**WORK REQUEST:** Each line of the listing is to be retyped exactly as given.

**DATA FOR THIS EXERCISE:**
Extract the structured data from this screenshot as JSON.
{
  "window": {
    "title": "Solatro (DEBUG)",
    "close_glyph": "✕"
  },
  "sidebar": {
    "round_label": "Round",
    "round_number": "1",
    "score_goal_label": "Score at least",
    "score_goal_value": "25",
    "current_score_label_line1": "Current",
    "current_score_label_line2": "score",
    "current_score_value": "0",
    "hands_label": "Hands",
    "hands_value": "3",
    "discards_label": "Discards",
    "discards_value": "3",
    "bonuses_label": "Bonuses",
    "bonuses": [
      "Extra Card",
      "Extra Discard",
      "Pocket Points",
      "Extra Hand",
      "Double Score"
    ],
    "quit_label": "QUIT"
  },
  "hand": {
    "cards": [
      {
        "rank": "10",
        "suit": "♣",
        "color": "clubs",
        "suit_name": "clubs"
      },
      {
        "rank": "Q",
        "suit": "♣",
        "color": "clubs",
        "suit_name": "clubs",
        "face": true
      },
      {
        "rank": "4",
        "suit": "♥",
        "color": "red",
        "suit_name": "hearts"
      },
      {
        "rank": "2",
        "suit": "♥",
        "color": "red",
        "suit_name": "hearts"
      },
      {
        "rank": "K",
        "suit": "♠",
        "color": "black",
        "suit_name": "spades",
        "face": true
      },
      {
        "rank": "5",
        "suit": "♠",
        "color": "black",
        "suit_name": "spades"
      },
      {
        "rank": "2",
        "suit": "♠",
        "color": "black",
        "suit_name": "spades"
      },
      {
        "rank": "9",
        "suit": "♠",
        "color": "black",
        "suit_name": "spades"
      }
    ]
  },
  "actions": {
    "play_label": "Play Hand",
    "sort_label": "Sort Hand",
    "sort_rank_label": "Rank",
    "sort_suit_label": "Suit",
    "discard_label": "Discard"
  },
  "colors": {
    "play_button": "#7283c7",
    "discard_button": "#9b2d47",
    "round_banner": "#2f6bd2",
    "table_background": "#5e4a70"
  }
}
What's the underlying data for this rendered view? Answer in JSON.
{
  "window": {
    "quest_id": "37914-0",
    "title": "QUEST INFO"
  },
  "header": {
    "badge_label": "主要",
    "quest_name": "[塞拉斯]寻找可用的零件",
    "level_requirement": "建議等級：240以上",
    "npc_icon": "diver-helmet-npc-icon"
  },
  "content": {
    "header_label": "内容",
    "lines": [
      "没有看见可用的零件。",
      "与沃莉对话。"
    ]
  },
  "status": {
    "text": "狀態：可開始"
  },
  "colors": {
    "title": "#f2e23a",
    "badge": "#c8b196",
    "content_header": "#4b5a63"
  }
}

**RESULT OF THE TASK:**
Extract the structured data from this screenshot as JSON.
{
  "window": {
    "title": "Solatro (DEBUG)",
    "close_glyph": "✕"
  },
  "sidebar": {
    "round_label": "Round",
    "round_number": "1",
    "score_goal_label": "Score at least",
    "score_goal_value": "25",
    "current_score_label_line1": "Current",
    "current_score_label_line2": "score",
    "current_score_value": "0",
    "hands_label": "Hands",
    "hands_value": "3",
    "discards_label": "Discards",
    "discards_value": "3",
    "bonuses_label": "Bonuses",
    "bonuses": [
      "Extra Card",
      "Extra Discard",
      "Pocket Points",
      "Extra Hand",
      "Double Score"
    ],
    "quit_label": "QUIT"
  },
  "hand": {
    "cards": [
      {
        "rank": "10",
        "suit": "♣",
        "color": "clubs",
        "suit_name": "clubs"
      },
      {
        "rank": "Q",
        "suit": "♣",
        "color": "clubs",
        "suit_name": "clubs",
        "face": true
      },
      {
        "rank": "4",
        "suit": "♥",
        "color": "red",
        "suit_name": "hearts"
      },
      {
        "rank": "2",
        "suit": "♥",
        "color": "red",
        "suit_name": "hearts"
      },
      {
        "rank": "K",
        "suit": "♠",
        "color": "black",
        "suit_name": "spades",
        "face": true
      },
      {
        "rank": "5",
        "suit": "♠",
        "color": "black",
        "suit_name": "spades"
      },
      {
        "rank": "2",
        "suit": "♠",
        "color": "black",
        "suit_name": "spades"
      },
      {
        "rank": "9",
        "suit": "♠",
        "color": "black",
        "suit_name": "spades"
      }
    ]
  },
  "actions": {
    "play_label": "Play Hand",
    "sort_label": "Sort Hand",
    "sort_rank_label": "Rank",
    "sort_suit_label": "Suit",
    "discard_label": "Discard"
  },
  "colors": {
    "play_button": "#7283c7",
    "discard_button": "#9b2d47",
    "round_banner": "#2f6bd2",
    "table_background": "#5e4a70"
  }
}
What's the underlying data for this rendered view? Answer in JSON.
{
  "window": {
    "quest_id": "37914-0",
    "title": "QUEST INFO"
  },
  "header": {
    "badge_label": "主要",
    "quest_name": "[塞拉斯]寻找可用的零件",
    "level_requirement": "建議等級：240以上",
    "npc_icon": "diver-helmet-npc-icon"
  },
  "content": {
    "header_label": "内容",
    "lines": [
      "没有看见可用的零件。",
      "与沃莉对话。"
    ]
  },
  "status": {
    "text": "狀態：可開始"
  },
  "colors": {
    "title": "#f2e23a",
    "badge": "#c8b196",
    "content_header": "#4b5a63"
  }
}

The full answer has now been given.